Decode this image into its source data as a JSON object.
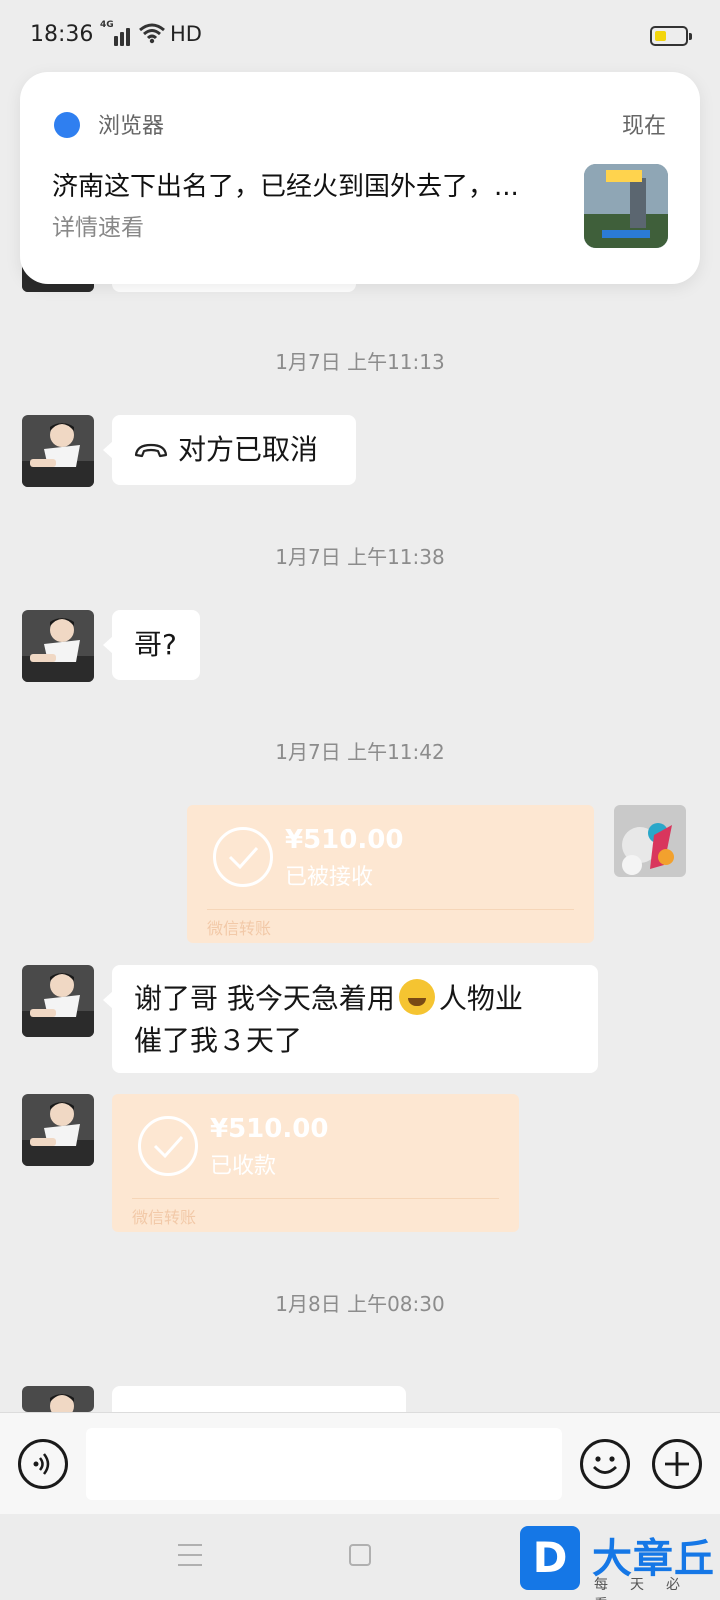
{
  "status_bar": {
    "time": "18:36",
    "network": "4G",
    "hd": "HD",
    "battery_level": 0.4
  },
  "notification": {
    "app_name": "浏览器",
    "time": "现在",
    "title": "济南这下出名了，已经火到国外去了，...",
    "subtitle": "详情速看"
  },
  "messages": [
    {
      "type": "timestamp",
      "text": "1月7日 上午11:13"
    },
    {
      "type": "call",
      "sender": "other",
      "text": "对方已取消",
      "icon": "hangup-phone-icon"
    },
    {
      "type": "timestamp",
      "text": "1月7日 上午11:38"
    },
    {
      "type": "text",
      "sender": "other",
      "text": "哥?"
    },
    {
      "type": "timestamp",
      "text": "1月7日 上午11:42"
    },
    {
      "type": "transfer",
      "sender": "me",
      "amount": "¥510.00",
      "status": "已被接收",
      "brand": "微信转账"
    },
    {
      "type": "text",
      "sender": "other",
      "line1a": "谢了哥   我今天急着用",
      "line1b": "人物业",
      "line2": "催了我３天了",
      "emoji": "crying-laughing-emoji"
    },
    {
      "type": "transfer",
      "sender": "other",
      "amount": "¥510.00",
      "status": "已收款",
      "brand": "微信转账"
    },
    {
      "type": "timestamp",
      "text": "1月8日 上午08:30"
    }
  ],
  "watermark": {
    "logo_letter": "D",
    "name": "大章丘",
    "slogan": "每天必看"
  },
  "colors": {
    "chat_background": "#ededed",
    "transfer_card": "#fde7d2",
    "watermark_blue": "#1577e6"
  }
}
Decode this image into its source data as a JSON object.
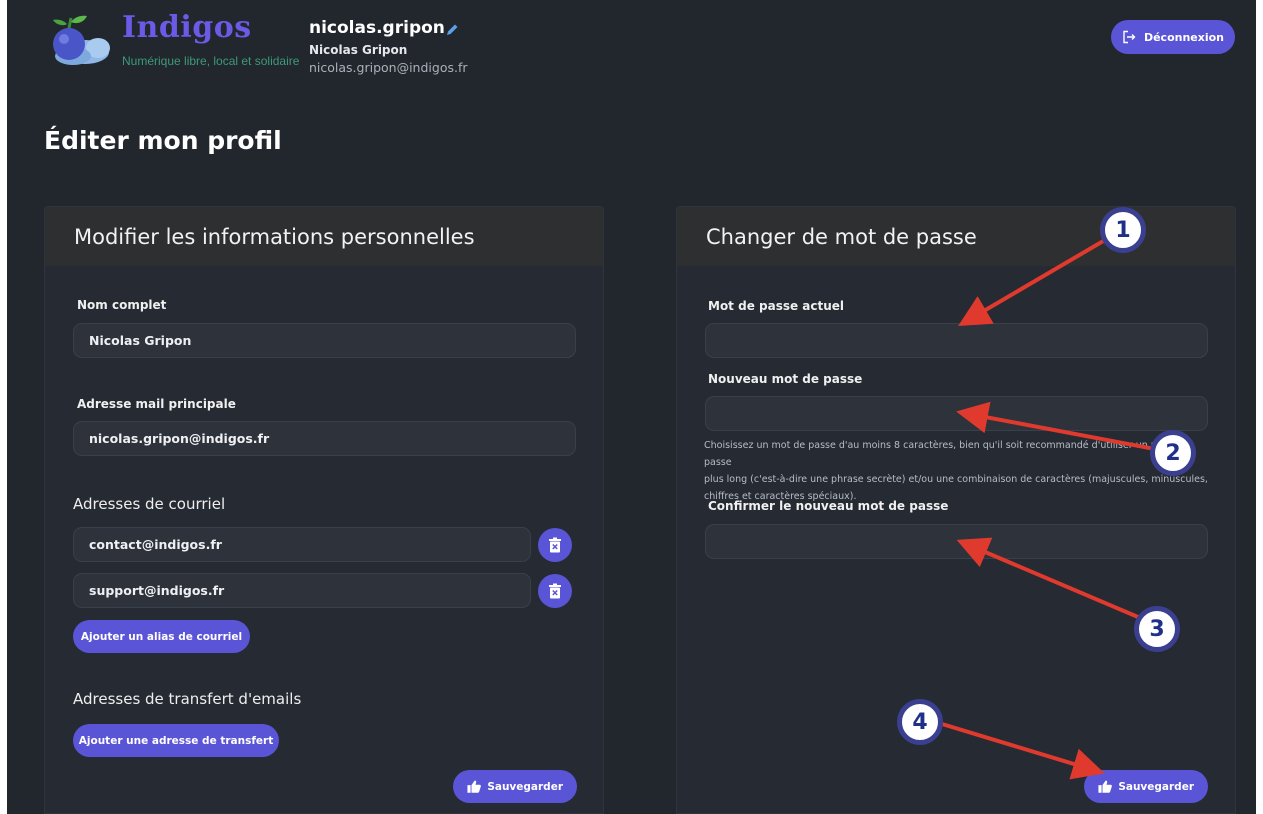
{
  "brand": {
    "name": "Indigos",
    "tagline": "Numérique libre, local et solidaire"
  },
  "user": {
    "handle": "nicolas.gripon",
    "full_name": "Nicolas Gripon",
    "email": "nicolas.gripon@indigos.fr"
  },
  "header": {
    "logout_label": "Déconnexion"
  },
  "page": {
    "title": "Éditer mon profil"
  },
  "personal": {
    "title": "Modifier les informations personnelles",
    "full_name_label": "Nom complet",
    "full_name_value": "Nicolas Gripon",
    "main_email_label": "Adresse mail principale",
    "main_email_value": "nicolas.gripon@indigos.fr",
    "aliases_title": "Adresses de courriel",
    "aliases": [
      "contact@indigos.fr",
      "support@indigos.fr"
    ],
    "add_alias_label": "Ajouter un alias de courriel",
    "forwarding_title": "Adresses de transfert d'emails",
    "add_forwarding_label": "Ajouter une adresse de transfert",
    "save_label": "Sauvegarder"
  },
  "password": {
    "title": "Changer de mot de passe",
    "current_label": "Mot de passe actuel",
    "current_value": "",
    "new_label": "Nouveau mot de passe",
    "new_value": "",
    "help_line1": "Choisissez un mot de passe d'au moins 8 caractères, bien qu'il soit recommandé d'utiliser un mot de passe",
    "help_line2": "plus long (c'est-à-dire une phrase secrète) et/ou une combinaison de caractères (majuscules, minuscules,",
    "help_line3": "chiffres et caractères spéciaux).",
    "confirm_label": "Confirmer le nouveau mot de passe",
    "confirm_value": "",
    "save_label": "Sauvegarder"
  },
  "annotations": {
    "badge1": "1",
    "badge2": "2",
    "badge3": "3",
    "badge4": "4"
  },
  "colors": {
    "background": "#22262d",
    "accent": "#5a55d6",
    "brand": "#6a5ae6",
    "annotation_arrow": "#e03a2e",
    "badge_border": "#3a3f8f"
  },
  "icons": {
    "logo": "plum-cloud-logo",
    "edit": "pencil-icon",
    "logout": "logout-icon",
    "delete": "trash-x-icon",
    "save": "thumbs-up-icon"
  }
}
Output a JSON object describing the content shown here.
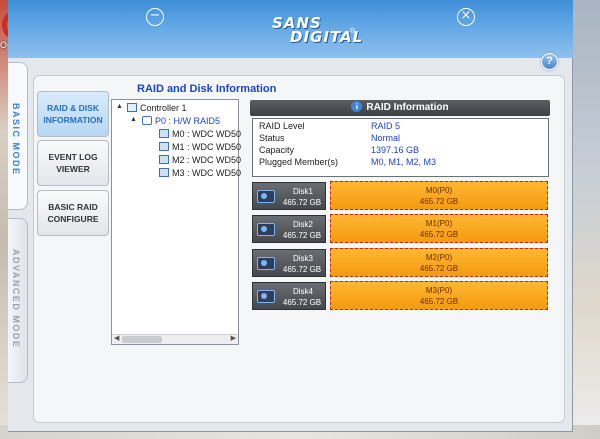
{
  "desktop": {
    "left_icon_label": "Opera"
  },
  "window": {
    "brand_line1": "SANS",
    "brand_line2": "DIGITAL",
    "brand_reg": "®",
    "minimize_symbol": "−",
    "close_symbol": "×",
    "help_symbol": "?"
  },
  "side_tabs": {
    "basic": "BASIC MODE",
    "advanced": "ADVANCED MODE"
  },
  "nav": {
    "raid_disk": "RAID & DISK\nINFORMATION",
    "event_log": "EVENT LOG\nVIEWER",
    "basic_raid": "BASIC RAID\nCONFIGURE"
  },
  "section_title": "RAID and Disk Information",
  "tree": {
    "controller": "Controller 1",
    "raid": "P0 : H/W RAID5",
    "disks": [
      "M0 : WDC WD50",
      "M1 : WDC WD50",
      "M2 : WDC WD50",
      "M3 : WDC WD50"
    ]
  },
  "raid_info": {
    "header": "RAID Information",
    "rows": [
      {
        "label": "RAID Level",
        "value": "RAID 5"
      },
      {
        "label": "Status",
        "value": "Normal"
      },
      {
        "label": "Capacity",
        "value": "1397.16 GB"
      },
      {
        "label": "Plugged Member(s)",
        "value": "M0, M1, M2, M3"
      }
    ]
  },
  "disks": [
    {
      "name": "Disk1",
      "size": "465.72 GB",
      "member": "M0(P0)",
      "member_size": "465.72 GB"
    },
    {
      "name": "Disk2",
      "size": "465.72 GB",
      "member": "M1(P0)",
      "member_size": "465.72 GB"
    },
    {
      "name": "Disk3",
      "size": "465.72 GB",
      "member": "M2(P0)",
      "member_size": "465.72 GB"
    },
    {
      "name": "Disk4",
      "size": "465.72 GB",
      "member": "M3(P0)",
      "member_size": "465.72 GB"
    }
  ],
  "colors": {
    "title_bar": "#4f9ae0",
    "accent_blue": "#1a46c8",
    "member_orange": "#f8a81d",
    "member_border": "#c0261a",
    "info_header": "#474b50"
  }
}
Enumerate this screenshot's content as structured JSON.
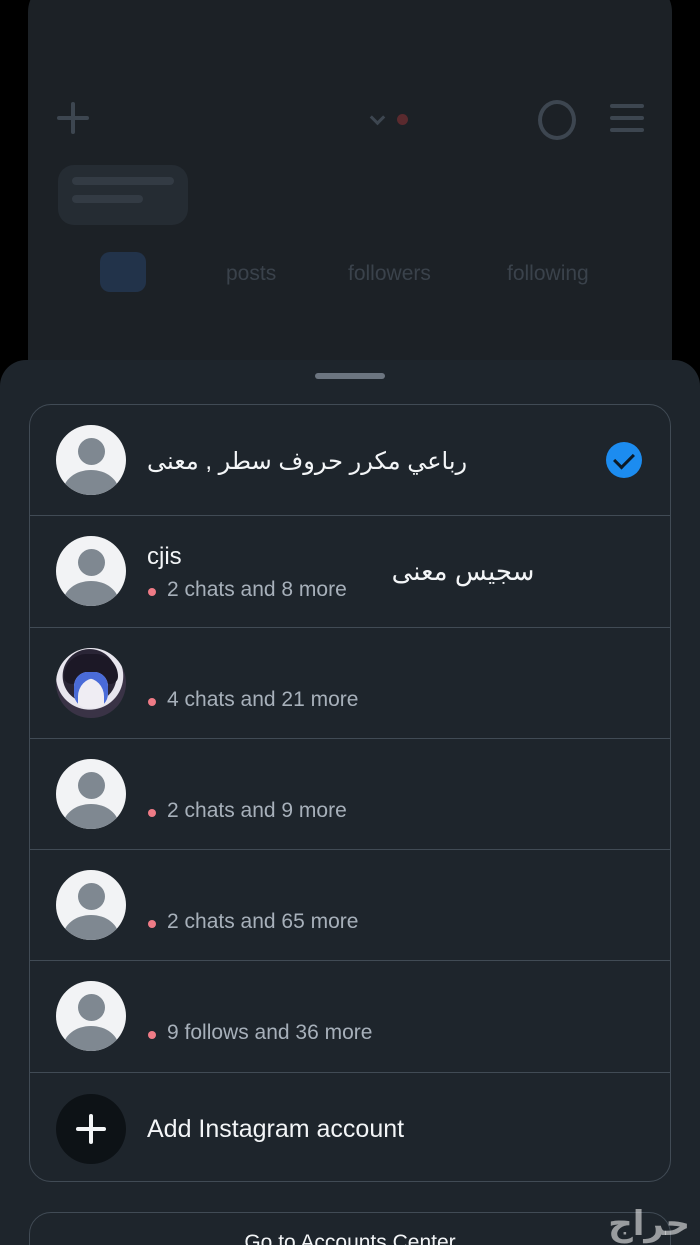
{
  "background_profile": {
    "stats": [
      "posts",
      "followers",
      "following"
    ]
  },
  "accounts": [
    {
      "name": "رباعي مكرر حروف سطر , معنى",
      "subtitle": "",
      "avatar": "default-avatar",
      "selected": true
    },
    {
      "name": "cjis",
      "subtitle": "2 chats and 8 more",
      "avatar": "default-avatar",
      "selected": false,
      "overlay_text": "سجيس معنى"
    },
    {
      "name": "",
      "subtitle": "4 chats and 21 more",
      "avatar": "photo-avatar",
      "selected": false
    },
    {
      "name": "",
      "subtitle": "2 chats and 9 more",
      "avatar": "default-avatar",
      "selected": false
    },
    {
      "name": "",
      "subtitle": "2 chats and 65 more",
      "avatar": "default-avatar",
      "selected": false
    },
    {
      "name": "",
      "subtitle": "9 follows and 36 more",
      "avatar": "default-avatar",
      "selected": false
    }
  ],
  "add_account_label": "Add Instagram account",
  "accounts_center_label": "Go to Accounts Center",
  "watermark": "حراج",
  "colors": {
    "sheet_bg": "#1e252c",
    "border": "#414b55",
    "check_blue": "#1c8cf0",
    "notification_dot": "#ef7b86"
  }
}
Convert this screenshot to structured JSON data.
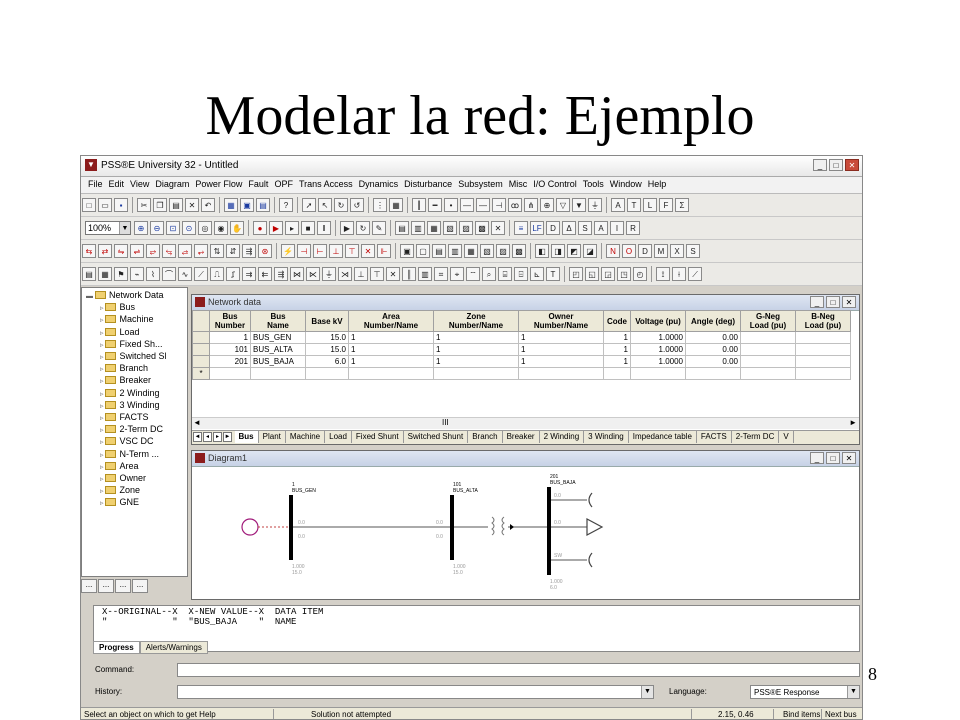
{
  "slide": {
    "title": "Modelar la red: Ejemplo",
    "page_number": "8"
  },
  "app": {
    "title": "PSS®E University 32 - Untitled",
    "menu": [
      "File",
      "Edit",
      "View",
      "Diagram",
      "Power Flow",
      "Fault",
      "OPF",
      "Trans Access",
      "Dynamics",
      "Disturbance",
      "Subsystem",
      "Misc",
      "I/O Control",
      "Tools",
      "Window",
      "Help"
    ],
    "zoom": "100%"
  },
  "tree": {
    "items": [
      {
        "label": "Network Data",
        "level": 0
      },
      {
        "label": "Bus",
        "level": 1
      },
      {
        "label": "Machine",
        "level": 1
      },
      {
        "label": "Load",
        "level": 1
      },
      {
        "label": "Fixed Sh...",
        "level": 1
      },
      {
        "label": "Switched Sl",
        "level": 1
      },
      {
        "label": "Branch",
        "level": 1
      },
      {
        "label": "Breaker",
        "level": 1
      },
      {
        "label": "2 Winding",
        "level": 1
      },
      {
        "label": "3 Winding",
        "level": 1
      },
      {
        "label": "FACTS",
        "level": 1
      },
      {
        "label": "2-Term DC",
        "level": 1
      },
      {
        "label": "VSC DC",
        "level": 1
      },
      {
        "label": "N-Term ...",
        "level": 1
      },
      {
        "label": "Area",
        "level": 1
      },
      {
        "label": "Owner",
        "level": 1
      },
      {
        "label": "Zone",
        "level": 1
      },
      {
        "label": "GNE",
        "level": 1
      }
    ],
    "bottom_tabs": [
      "...",
      "...",
      "...",
      "..."
    ]
  },
  "network_data": {
    "title": "Network data",
    "columns": [
      "Bus\nNumber",
      "Bus\nName",
      "Base kV",
      "Area\nNumber/Name",
      "Zone\nNumber/Name",
      "Owner\nNumber/Name",
      "Code",
      "Voltage (pu)",
      "Angle (deg)",
      "G-Neg\nLoad (pu)",
      "B-Neg\nLoad (pu)"
    ],
    "rows": [
      [
        "1",
        "BUS_GEN",
        "15.0",
        "1",
        "1",
        "1",
        "1",
        "1.0000",
        "0.00",
        "",
        ""
      ],
      [
        "101",
        "BUS_ALTA",
        "15.0",
        "1",
        "1",
        "1",
        "1",
        "1.0000",
        "0.00",
        "",
        ""
      ],
      [
        "201",
        "BUS_BAJA",
        "6.0",
        "1",
        "1",
        "1",
        "1",
        "1.0000",
        "0.00",
        "",
        ""
      ]
    ],
    "new_row_marker": "*",
    "scroll_marker": "III",
    "sheet_tabs": [
      "Bus",
      "Plant",
      "Machine",
      "Load",
      "Fixed Shunt",
      "Switched Shunt",
      "Branch",
      "Breaker",
      "2 Winding",
      "3 Winding",
      "Impedance table",
      "FACTS",
      "2-Term DC",
      "V"
    ]
  },
  "diagram": {
    "title": "Diagram1",
    "buses": [
      {
        "number": "1",
        "name": "BUS_GEN"
      },
      {
        "number": "101",
        "name": "BUS_ALTA"
      },
      {
        "number": "201",
        "name": "BUS_BAJA"
      }
    ],
    "small_values": [
      "0.0",
      "0.0",
      "0.0",
      "0.0",
      "1.000",
      "15.0",
      "1.000",
      "15.0",
      "1.000",
      "6.0",
      "0.0",
      "0.0",
      "SW"
    ]
  },
  "output": {
    "lines": [
      "X--ORIGINAL--X  X-NEW VALUE--X  DATA ITEM",
      "\"            \"  \"BUS_BAJA    \"  NAME"
    ],
    "tabs": [
      "Progress",
      "Alerts/Warnings"
    ]
  },
  "command": {
    "command_label": "Command:",
    "history_label": "History:",
    "language_label": "Language:",
    "language_value": "PSS®E Response"
  },
  "status": {
    "help": "Select an object on which to get Help",
    "solution": "Solution not attempted",
    "coords": "2.15, 0.46",
    "bind": "Bind items",
    "next": "Next bus"
  }
}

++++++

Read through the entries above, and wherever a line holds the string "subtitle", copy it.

    "subtitle": "详情速看"
      "subtitle": "",
      "subtitle": "2 chats and 8 more",
      "subtitle": "4 chats and 21 more",
      "subtitle": "2 chats and 9 more",
      "subtitle": "2 chats and 65 more",
      "subtitle": "9 follows and 36 more",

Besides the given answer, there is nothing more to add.